**TASK GOAL:** Will you write out the data exactly, excluding every picture?

----- INFORMATION SHOWN -----

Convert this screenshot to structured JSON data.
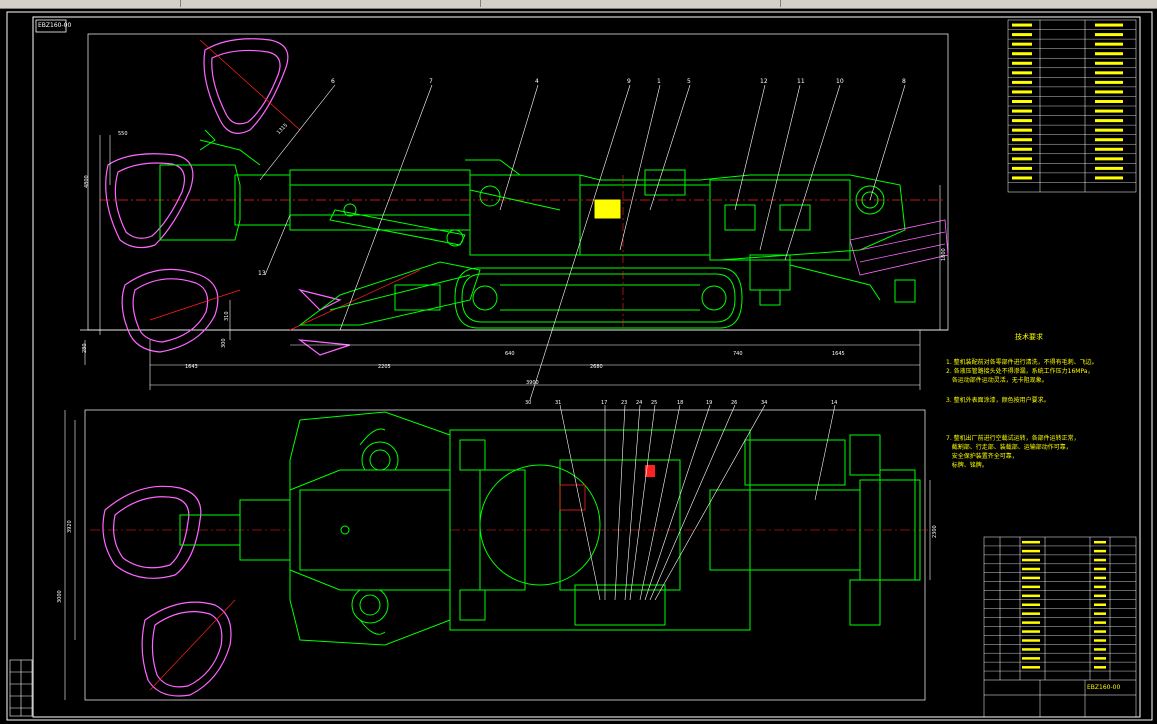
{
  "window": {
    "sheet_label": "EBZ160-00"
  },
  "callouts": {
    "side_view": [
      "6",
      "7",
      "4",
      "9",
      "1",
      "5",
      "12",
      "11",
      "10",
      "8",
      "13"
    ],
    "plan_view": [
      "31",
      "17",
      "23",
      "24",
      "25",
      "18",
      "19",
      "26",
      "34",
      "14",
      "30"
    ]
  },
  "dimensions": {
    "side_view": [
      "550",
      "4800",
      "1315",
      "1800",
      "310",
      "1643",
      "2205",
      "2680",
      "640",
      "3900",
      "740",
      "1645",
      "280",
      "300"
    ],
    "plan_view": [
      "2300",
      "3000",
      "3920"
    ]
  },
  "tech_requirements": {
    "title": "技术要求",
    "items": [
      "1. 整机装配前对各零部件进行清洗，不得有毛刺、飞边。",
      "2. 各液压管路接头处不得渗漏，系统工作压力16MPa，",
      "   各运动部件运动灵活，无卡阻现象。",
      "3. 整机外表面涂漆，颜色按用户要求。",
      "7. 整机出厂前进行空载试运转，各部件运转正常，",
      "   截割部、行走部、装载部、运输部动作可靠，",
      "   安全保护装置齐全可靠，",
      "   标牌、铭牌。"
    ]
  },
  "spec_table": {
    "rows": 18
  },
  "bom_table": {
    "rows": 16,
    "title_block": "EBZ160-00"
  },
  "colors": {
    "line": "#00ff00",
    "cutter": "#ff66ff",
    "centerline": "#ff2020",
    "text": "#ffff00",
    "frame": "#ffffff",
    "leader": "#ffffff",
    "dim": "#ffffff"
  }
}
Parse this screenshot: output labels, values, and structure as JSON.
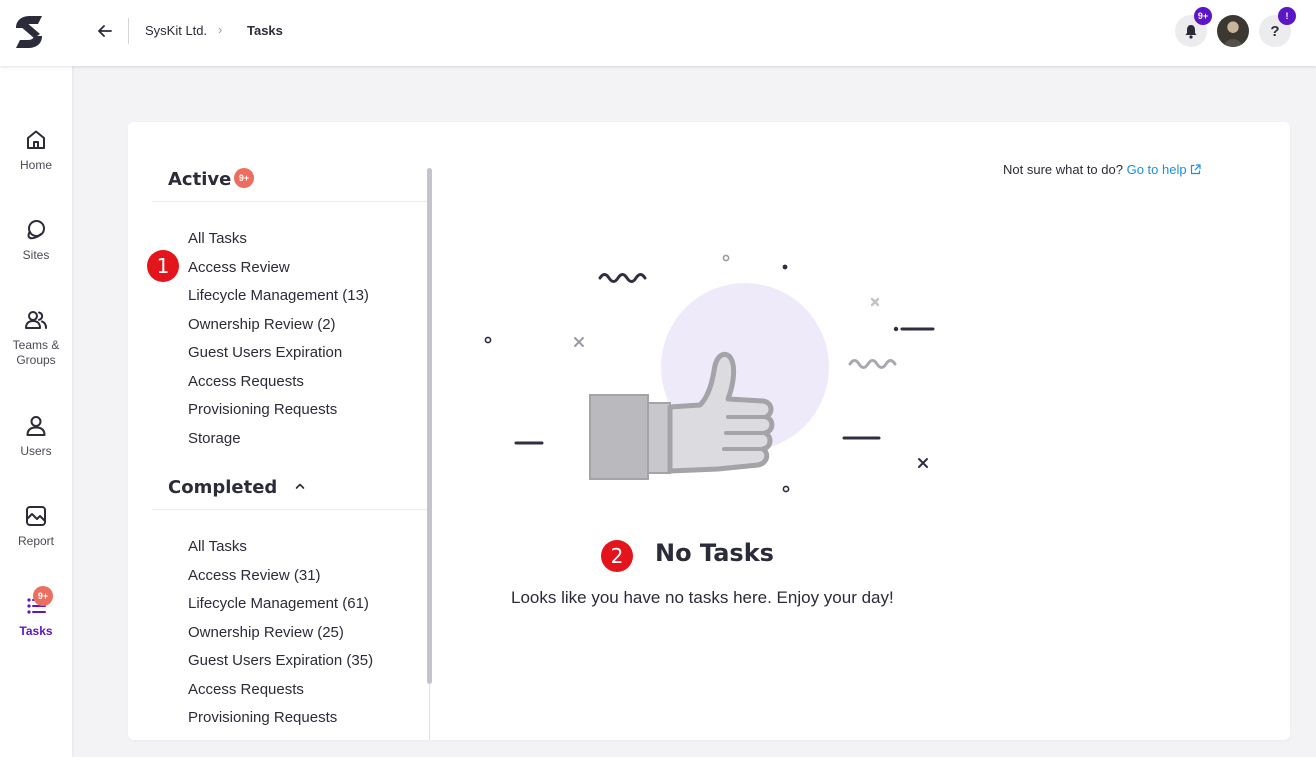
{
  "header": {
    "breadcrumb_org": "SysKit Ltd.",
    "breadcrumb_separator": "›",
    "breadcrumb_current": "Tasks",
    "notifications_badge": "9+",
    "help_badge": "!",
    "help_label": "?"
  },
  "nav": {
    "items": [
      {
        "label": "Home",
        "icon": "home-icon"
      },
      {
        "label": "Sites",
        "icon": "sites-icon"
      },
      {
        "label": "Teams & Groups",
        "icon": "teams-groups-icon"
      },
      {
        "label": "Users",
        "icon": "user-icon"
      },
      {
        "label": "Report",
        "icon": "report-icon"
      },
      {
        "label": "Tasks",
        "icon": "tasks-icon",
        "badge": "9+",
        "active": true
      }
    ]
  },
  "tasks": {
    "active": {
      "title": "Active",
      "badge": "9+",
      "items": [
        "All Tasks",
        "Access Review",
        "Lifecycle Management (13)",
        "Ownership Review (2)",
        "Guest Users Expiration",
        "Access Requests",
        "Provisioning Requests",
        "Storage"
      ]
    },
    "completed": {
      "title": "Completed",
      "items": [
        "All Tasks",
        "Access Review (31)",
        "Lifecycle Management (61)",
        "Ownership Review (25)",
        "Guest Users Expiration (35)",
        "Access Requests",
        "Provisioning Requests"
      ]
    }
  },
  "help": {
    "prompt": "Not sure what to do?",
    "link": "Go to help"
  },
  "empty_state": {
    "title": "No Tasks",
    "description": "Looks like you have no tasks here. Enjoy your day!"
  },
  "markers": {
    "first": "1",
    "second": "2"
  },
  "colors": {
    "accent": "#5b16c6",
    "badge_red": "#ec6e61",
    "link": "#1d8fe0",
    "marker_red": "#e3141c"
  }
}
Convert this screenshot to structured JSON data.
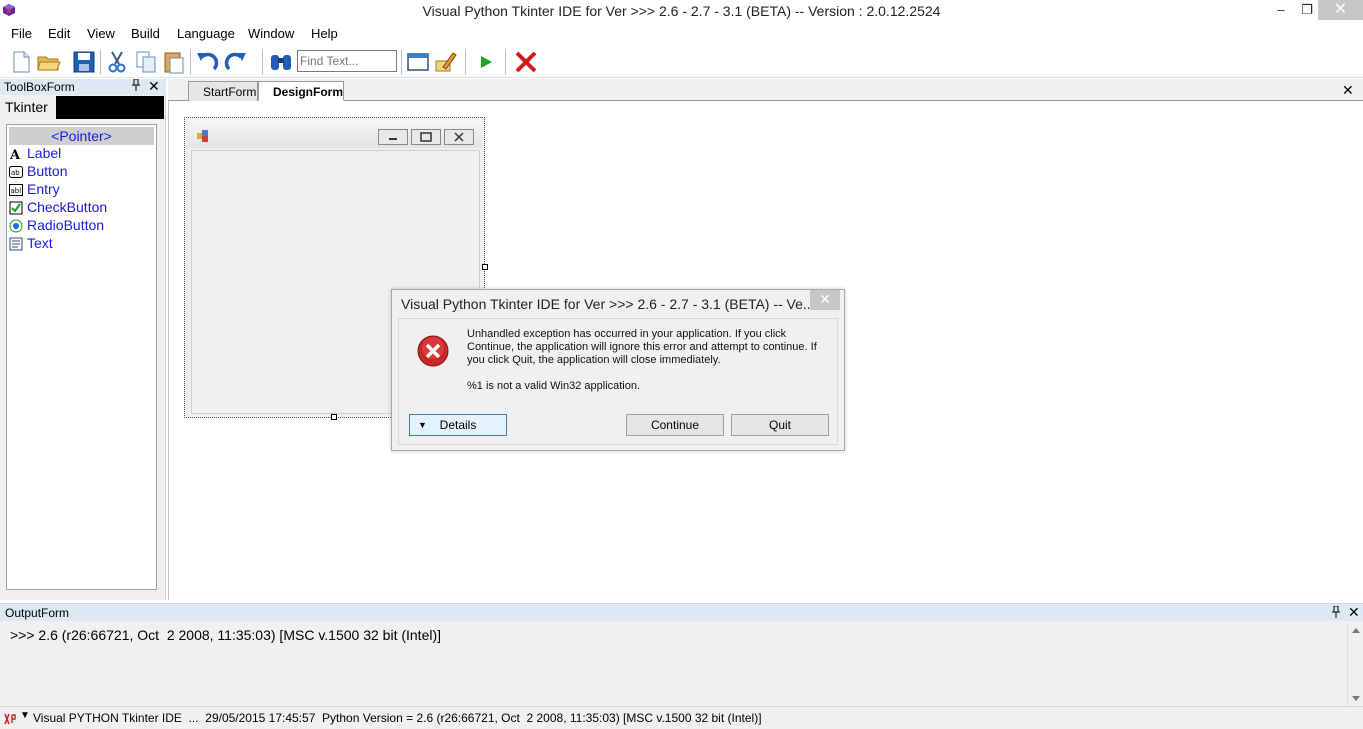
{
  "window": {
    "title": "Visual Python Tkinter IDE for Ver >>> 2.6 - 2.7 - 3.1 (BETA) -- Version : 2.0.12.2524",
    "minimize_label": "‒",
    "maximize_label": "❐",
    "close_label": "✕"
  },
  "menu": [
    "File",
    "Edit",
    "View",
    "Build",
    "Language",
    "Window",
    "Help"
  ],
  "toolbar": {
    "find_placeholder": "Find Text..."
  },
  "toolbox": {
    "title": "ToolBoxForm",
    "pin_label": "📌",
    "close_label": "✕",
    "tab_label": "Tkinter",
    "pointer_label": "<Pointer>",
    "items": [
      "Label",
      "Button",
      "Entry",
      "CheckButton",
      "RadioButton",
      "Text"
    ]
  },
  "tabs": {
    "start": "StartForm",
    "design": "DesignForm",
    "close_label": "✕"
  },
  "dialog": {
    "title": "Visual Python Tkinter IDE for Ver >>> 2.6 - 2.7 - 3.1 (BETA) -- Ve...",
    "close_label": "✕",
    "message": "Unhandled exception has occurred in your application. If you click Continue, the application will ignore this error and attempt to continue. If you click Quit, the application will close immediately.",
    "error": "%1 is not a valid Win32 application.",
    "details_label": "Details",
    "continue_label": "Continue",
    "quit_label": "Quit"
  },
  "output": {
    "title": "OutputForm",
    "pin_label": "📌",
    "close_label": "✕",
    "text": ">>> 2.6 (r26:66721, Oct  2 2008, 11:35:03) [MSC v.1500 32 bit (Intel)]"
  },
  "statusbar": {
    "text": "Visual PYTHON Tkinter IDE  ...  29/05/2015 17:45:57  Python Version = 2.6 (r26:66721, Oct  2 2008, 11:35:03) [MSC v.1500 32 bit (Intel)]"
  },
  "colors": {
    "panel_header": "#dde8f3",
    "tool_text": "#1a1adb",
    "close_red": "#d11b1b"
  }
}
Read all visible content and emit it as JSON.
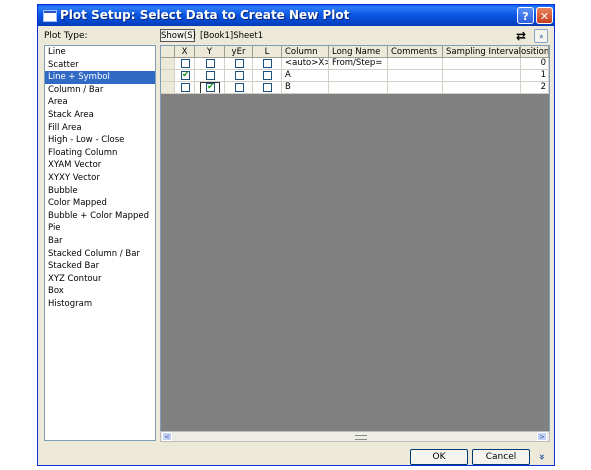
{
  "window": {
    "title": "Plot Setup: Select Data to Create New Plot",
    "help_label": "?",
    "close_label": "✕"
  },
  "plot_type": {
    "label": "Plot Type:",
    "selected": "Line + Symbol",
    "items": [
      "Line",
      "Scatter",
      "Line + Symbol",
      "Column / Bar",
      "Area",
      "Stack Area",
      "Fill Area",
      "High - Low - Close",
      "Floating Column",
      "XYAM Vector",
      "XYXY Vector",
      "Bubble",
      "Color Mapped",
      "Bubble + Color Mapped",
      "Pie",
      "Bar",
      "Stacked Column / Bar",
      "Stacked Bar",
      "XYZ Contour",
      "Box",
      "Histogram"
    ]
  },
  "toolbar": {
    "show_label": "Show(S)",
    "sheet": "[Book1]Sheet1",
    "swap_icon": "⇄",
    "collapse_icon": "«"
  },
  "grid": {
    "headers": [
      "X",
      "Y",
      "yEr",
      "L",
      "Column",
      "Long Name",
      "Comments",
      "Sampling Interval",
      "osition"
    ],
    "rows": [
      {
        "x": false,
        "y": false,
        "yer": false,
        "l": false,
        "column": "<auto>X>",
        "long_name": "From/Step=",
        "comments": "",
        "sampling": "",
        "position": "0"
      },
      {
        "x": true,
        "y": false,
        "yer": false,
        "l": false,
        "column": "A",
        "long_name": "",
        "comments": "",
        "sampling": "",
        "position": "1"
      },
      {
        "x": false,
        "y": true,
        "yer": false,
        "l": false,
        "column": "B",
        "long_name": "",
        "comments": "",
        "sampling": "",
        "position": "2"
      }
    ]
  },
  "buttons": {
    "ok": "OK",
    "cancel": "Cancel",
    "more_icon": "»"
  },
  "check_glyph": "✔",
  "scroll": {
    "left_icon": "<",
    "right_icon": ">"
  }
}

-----

**EXERCISE SOLUTION:**
Convert this screenshot to structured JSON data.
{
  "window": {
    "sheet_label": "EBZ160-00"
  },
  "callouts": {
    "side_view": [
      "6",
      "7",
      "4",
      "9",
      "1",
      "5",
      "12",
      "11",
      "10",
      "8",
      "13"
    ],
    "plan_view": [
      "31",
      "17",
      "23",
      "24",
      "25",
      "18",
      "19",
      "26",
      "34",
      "14",
      "30"
    ]
  },
  "dimensions": {
    "side_view": [
      "550",
      "4800",
      "1315",
      "1800",
      "310",
      "1643",
      "2205",
      "2680",
      "640",
      "3900",
      "740",
      "1645",
      "280",
      "300"
    ],
    "plan_view": [
      "2300",
      "3000",
      "3920"
    ]
  },
  "tech_requirements": {
    "title": "技术要求",
    "items": [
      "1. 整机装配前对各零部件进行清洗，不得有毛刺、飞边。",
      "2. 各液压管路接头处不得渗漏，系统工作压力16MPa，",
      "   各运动部件运动灵活，无卡阻现象。",
      "3. 整机外表面涂漆，颜色按用户要求。",
      "7. 整机出厂前进行空载试运转，各部件运转正常，",
      "   截割部、行走部、装载部、运输部动作可靠，",
      "   安全保护装置齐全可靠，",
      "   标牌、铭牌。"
    ]
  },
  "spec_table": {
    "rows": 18
  },
  "bom_table": {
    "rows": 16,
    "title_block": "EBZ160-00"
  },
  "colors": {
    "line": "#00ff00",
    "cutter": "#ff66ff",
    "centerline": "#ff2020",
    "text": "#ffff00",
    "frame": "#ffffff",
    "leader": "#ffffff",
    "dim": "#ffffff"
  }
}
Parse this screenshot: output labels, values, and structure as JSON.
{
  "header": {
    "breadcrumb_org": "SysKit Ltd.",
    "breadcrumb_separator": "›",
    "breadcrumb_current": "Tasks",
    "notifications_badge": "9+",
    "help_badge": "!",
    "help_label": "?"
  },
  "nav": {
    "items": [
      {
        "label": "Home",
        "icon": "home-icon"
      },
      {
        "label": "Sites",
        "icon": "sites-icon"
      },
      {
        "label": "Teams & Groups",
        "icon": "teams-groups-icon"
      },
      {
        "label": "Users",
        "icon": "user-icon"
      },
      {
        "label": "Report",
        "icon": "report-icon"
      },
      {
        "label": "Tasks",
        "icon": "tasks-icon",
        "badge": "9+",
        "active": true
      }
    ]
  },
  "tasks": {
    "active": {
      "title": "Active",
      "badge": "9+",
      "items": [
        "All Tasks",
        "Access Review",
        "Lifecycle Management (13)",
        "Ownership Review (2)",
        "Guest Users Expiration",
        "Access Requests",
        "Provisioning Requests",
        "Storage"
      ]
    },
    "completed": {
      "title": "Completed",
      "items": [
        "All Tasks",
        "Access Review (31)",
        "Lifecycle Management (61)",
        "Ownership Review (25)",
        "Guest Users Expiration (35)",
        "Access Requests",
        "Provisioning Requests"
      ]
    }
  },
  "help": {
    "prompt": "Not sure what to do?",
    "link": "Go to help"
  },
  "empty_state": {
    "title": "No Tasks",
    "description": "Looks like you have no tasks here. Enjoy your day!"
  },
  "markers": {
    "first": "1",
    "second": "2"
  },
  "colors": {
    "accent": "#5b16c6",
    "badge_red": "#ec6e61",
    "link": "#1d8fe0",
    "marker_red": "#e3141c"
  }
}
Convert this screenshot to structured JSON data.
{
  "window": {
    "title": "Visual Python Tkinter IDE for Ver >>> 2.6 - 2.7 - 3.1 (BETA) -- Version : 2.0.12.2524",
    "minimize_label": "‒",
    "maximize_label": "❐",
    "close_label": "✕"
  },
  "menu": [
    "File",
    "Edit",
    "View",
    "Build",
    "Language",
    "Window",
    "Help"
  ],
  "toolbar": {
    "find_placeholder": "Find Text..."
  },
  "toolbox": {
    "title": "ToolBoxForm",
    "pin_label": "📌",
    "close_label": "✕",
    "tab_label": "Tkinter",
    "pointer_label": "<Pointer>",
    "items": [
      "Label",
      "Button",
      "Entry",
      "CheckButton",
      "RadioButton",
      "Text"
    ]
  },
  "tabs": {
    "start": "StartForm",
    "design": "DesignForm",
    "close_label": "✕"
  },
  "dialog": {
    "title": "Visual Python Tkinter IDE for Ver >>> 2.6 - 2.7 - 3.1 (BETA) -- Ve...",
    "close_label": "✕",
    "message": "Unhandled exception has occurred in your application. If you click Continue, the application will ignore this error and attempt to continue. If you click Quit, the application will close immediately.",
    "error": "%1 is not a valid Win32 application.",
    "details_label": "Details",
    "continue_label": "Continue",
    "quit_label": "Quit"
  },
  "output": {
    "title": "OutputForm",
    "pin_label": "📌",
    "close_label": "✕",
    "text": ">>> 2.6 (r26:66721, Oct  2 2008, 11:35:03) [MSC v.1500 32 bit (Intel)]"
  },
  "statusbar": {
    "text": "Visual PYTHON Tkinter IDE  ...  29/05/2015 17:45:57  Python Version = 2.6 (r26:66721, Oct  2 2008, 11:35:03) [MSC v.1500 32 bit (Intel)]"
  },
  "colors": {
    "panel_header": "#dde8f3",
    "tool_text": "#1a1adb",
    "close_red": "#d11b1b"
  }
}
Read all visible content and emit it as JSON.
{
  "window": {
    "title": "Plot Setup: Select Data to Create New Plot",
    "help_label": "?",
    "close_label": "✕"
  },
  "plot_type": {
    "label": "Plot Type:",
    "selected": "Line + Symbol",
    "items": [
      "Line",
      "Scatter",
      "Line + Symbol",
      "Column / Bar",
      "Area",
      "Stack Area",
      "Fill Area",
      "High - Low - Close",
      "Floating Column",
      "XYAM Vector",
      "XYXY Vector",
      "Bubble",
      "Color Mapped",
      "Bubble + Color Mapped",
      "Pie",
      "Bar",
      "Stacked Column / Bar",
      "Stacked Bar",
      "XYZ Contour",
      "Box",
      "Histogram"
    ]
  },
  "toolbar": {
    "show_label": "Show(S)",
    "sheet": "[Book1]Sheet1",
    "swap_icon": "⇄",
    "collapse_icon": "«"
  },
  "grid": {
    "headers": [
      "X",
      "Y",
      "yEr",
      "L",
      "Column",
      "Long Name",
      "Comments",
      "Sampling Interval",
      "osition"
    ],
    "rows": [
      {
        "x": false,
        "y": false,
        "yer": false,
        "l": false,
        "column": "<auto>X>",
        "long_name": "From/Step=",
        "comments": "",
        "sampling": "",
        "position": "0"
      },
      {
        "x": true,
        "y": false,
        "yer": false,
        "l": false,
        "column": "A",
        "long_name": "",
        "comments": "",
        "sampling": "",
        "position": "1"
      },
      {
        "x": false,
        "y": true,
        "yer": false,
        "l": false,
        "column": "B",
        "long_name": "",
        "comments": "",
        "sampling": "",
        "position": "2"
      }
    ]
  },
  "buttons": {
    "ok": "OK",
    "cancel": "Cancel",
    "more_icon": "»"
  },
  "check_glyph": "✔",
  "scroll": {
    "left_icon": "<",
    "right_icon": ">"
  }
}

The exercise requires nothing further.